Glacial Drift at Little Sandy, on the Missouri River
Photo by the author
What evidence suggests the captains were diligent collectors of rocks and fossils?
To comply with Thomas Jefferson's instructions to observe the "mineral productions of every kind" as they journeyed across the continent, Lewis and Clark assembled rock and mineral collections on at least three different occasions for shipment back East. As the principal mineralogical collector, Lewis attempted to ensure that the selected specimens were representative of the diverse geology encountered along the expedition route, symbolized here by some of the assorted rocks that comprise the glacial drift at the confluence of Little Sandy Creek and the Missouri River, in Montana.
John W. Jengo
John Jengo is a professional geologist and licensed Site Remediation Professional who works for an environmental consulting firm in Pennsylvania, specializing in hydrocarbon remediation and dam removals to restore migratory fish passage.
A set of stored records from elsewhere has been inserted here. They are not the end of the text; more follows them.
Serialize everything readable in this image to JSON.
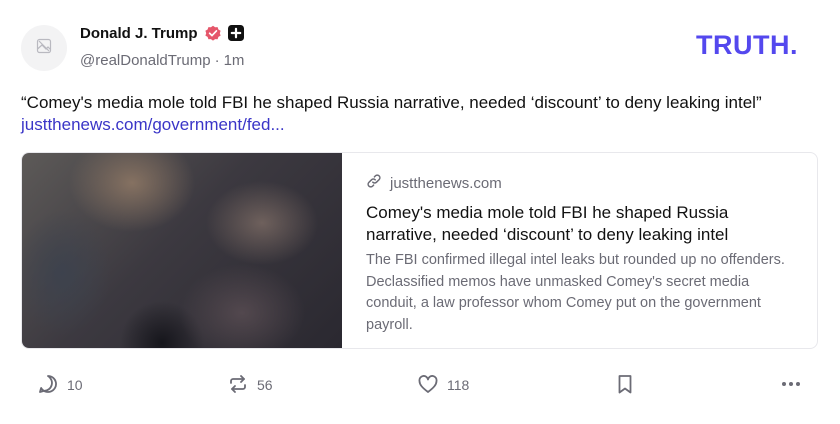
{
  "author": {
    "display_name": "Donald J. Trump",
    "handle": "@realDonaldTrump",
    "separator": "·",
    "time_ago": "1m",
    "verified_icon": "verified-badge-icon",
    "verified_color": "#e5566a"
  },
  "brand": {
    "logo_text": "TRUTH",
    "logo_dot": ".",
    "brand_color": "#5448ee"
  },
  "post": {
    "text": "“Comey's media mole told FBI he shaped Russia narrative, needed ‘discount’ to deny leaking intel”",
    "link_text": "justthenews.com/government/fed...",
    "link_color": "#3a35c7"
  },
  "card": {
    "domain": "justthenews.com",
    "title": "Comey's media mole told FBI he shaped Russia narrative, needed ‘discount’ to deny leaking intel",
    "description": "The FBI confirmed illegal intel leaks but rounded up no offenders. Declassified memos have unmasked Comey's secret media conduit, a law professor whom Comey put on the government payroll."
  },
  "actions": {
    "replies": "10",
    "retruths": "56",
    "likes": "118"
  }
}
He has published numerous articles in We Proceed On since 2002 on the subject of Lewis and Clark's mineral collection and the significance of scientific influence of their geological discoveries.
Articles on this site by John W. Jengo:
- 1. John W. Jengo, "'Specimine of the Stone': The Fate of Lewis and Clark's Mineralogical Specimens," We Proceeded On, August 2005, Volume 31, No. 3, the quarterly journal of the Lewis and Clark Trail Heritage Foundation. Editorial additions include page titles, side headings, and graphics to assist the web-based reader. The original format is provided in full at http://lewisandclark.org/wpo/pdf/vol31no3.pdf#page=18.